b) Work to slow (or, ideally, reverse) the increasing demand for bureaucratic work in the first place. Cut red tape. Stop trying to watch, record, register and regulate everything. Remove overlap.

c) Decrease bureaucratic team sizes. Make them specialise. Specifically link bureaucratic teams to the end-consumers that they are nominally serving.


Aggregate demand for the spiritual (updated)

Adam (sans-blog, but when he bothers, he writes at the South Sea Republic) pointed me to this article at The Guardian. All we need to know comes from the opening sentence:

After a break of 16 centuries, Greek pagans are worshipping the ancient gods again – despite furious opposition from the Orthodox church.

Is there a link between the rise of modern-day paganism, astrology, homoeopathic medicine etc. and the hardening of mainstream religions? If so, does one cause the other, or are they both caused by a third factor?

I wonder if it might be possible to develop some sort of measure of a country’s aggregate demand for the spiritual. You might do it by adding up all the money spent on them (including donations to religious bodies) and then adding in the value of the time spent attending religious services and festivals. I guess you could derive the latter by looking at attendance numbers, knowing something about the average duration of services and making an estimate of the value of leisure-time.

If it was feasible, you’d be able to infer answers to several questions:
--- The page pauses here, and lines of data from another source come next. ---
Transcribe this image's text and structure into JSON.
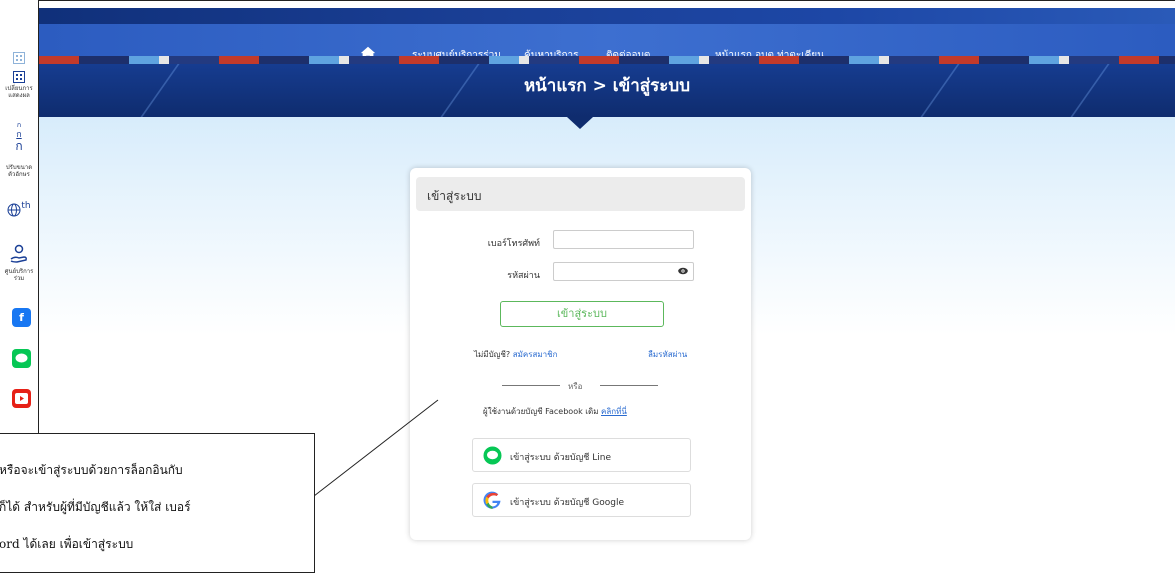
{
  "nav": {
    "items": [
      "ระบบศูนย์บริการร่วม",
      "ค้นหาบริการ",
      "ติดต่ออบต.",
      "หน้าแรก อบต.ท่าตะเคียน"
    ]
  },
  "banner": {
    "title": "หน้าแรก > เข้าสู่ระบบ"
  },
  "sidebar": {
    "display_label": "เปลี่ยนการแสดงผล",
    "font_small": "ก",
    "font_mid": "ก",
    "font_large": "ก",
    "font_label": "ปรับขนาดตัวอักษร",
    "lang_label": "th",
    "service_label": "ศูนย์บริการร่วม"
  },
  "login": {
    "header": "เข้าสู่ระบบ",
    "phone_label": "เบอร์โทรศัพท์",
    "phone_value": "",
    "password_label": "รหัสผ่าน",
    "password_value": "",
    "submit_label": "เข้าสู่ระบบ",
    "no_account_text": "ไม่มีบัญชี?",
    "register_link": "สมัครสมาชิก",
    "forgot_link": "ลืมรหัสผ่าน",
    "or_text": "หรือ",
    "facebook_text": "ผู้ใช้งานด้วยบัญชี Facebook เดิม",
    "facebook_link": "คลิกที่นี่",
    "line_button": "เข้าสู่ระบบ ด้วยบัญชี Line",
    "google_button": "เข้าสู่ระบบ ด้วยบัญชี Google"
  },
  "callout": {
    "line1": "หรือจะเข้าสู่ระบบด้วยการล็อกอินกับ",
    "line2": "ก็ได้ สำหรับผู้ที่มีบัญชีแล้ว ให้ใส่ เบอร์",
    "line3": "ord ได้เลย เพื่อเข้าสู่ระบบ"
  },
  "colors": {
    "accent": "#1a3f96",
    "success": "#5cb85c",
    "link": "#2a6bd0",
    "facebook": "#1877f2",
    "line": "#06c755",
    "youtube": "#e62117"
  }
}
The proportional break-down of the “spending” might give a truer estimate of the distribution of religious belief in society than census data … in essence, we would be looking at revealed preference rather than stated preference.

If aggregate demand for the spiritual were changing over time, that might indicate a demographic shift (from immigration, say) or — and this would be more interesting — it might provide a measure of movements in dissatisfaction with life in general. For example, a trend of decreasing demand might indicate that people are becoming more satisfied with life, or at least that they are able to find what they want in the temporal world without needing to turn to the spiritual.

*sigh* So little time, so many pointless things to waste my time thinking about.

Update 1:

Adam read this and interpreted it as my suggesting that as people become richer, they become less religious. Rereading it, I guess that’s a fair interpretation, but it’s not what I meant at all. My current suspicion is that, on the whole, demand for the spiritual has remained remarkably constant over the years. With absolutely no figures to back it up, I reckon that aggregate demand in Australia reached a low-point in the early ’80s, increased steadily and has largely stabilised since the turn of the century. I think that the aggregate demand now is much closer to historical trend levels and that the early ’80s represented a temporary low point. I also think that the reversion-to-the-mean that we’ve seen over the last 30 years has not come from a return to 1950s-style religion, but from a general embrace of smaller aspects of spirtuality coupled with nostalgic, idealised views of the distant past and an increasing distrust of authority and “the system”. The diversity that ensued has therefore seen the rise (or perhaps more accurately, the return) of stuff like paganism and astrology, coupled with attempts to merge these small-scale, anti-establishment religious views with pop science in the form of stuff like “What the bleep do we know?” and so forth.

I’ve heard this latter stuff described as “quasi-religious” and to some extent, I agree. To the extent that they’re not codified, formalised or doctrinal, they’re only quasi-religious; but on the whole, I think that it still represents the same underlying desire for the spiritual that existed in the 1950s, simply expressed in a different form. So in that sense, there’s nothing “quasi” about it … it’s just “religious.”

Assuming that I’m correct in my gut-feel for the figures (which is why I’d love to find some proper figures instead of randomly waving my hands in the air), all of this just raises the questions of a) why is the demand there in general? and b1) why did it drop in the early ’80s? or b2) why, after dropping in the early ’80s, has it come back?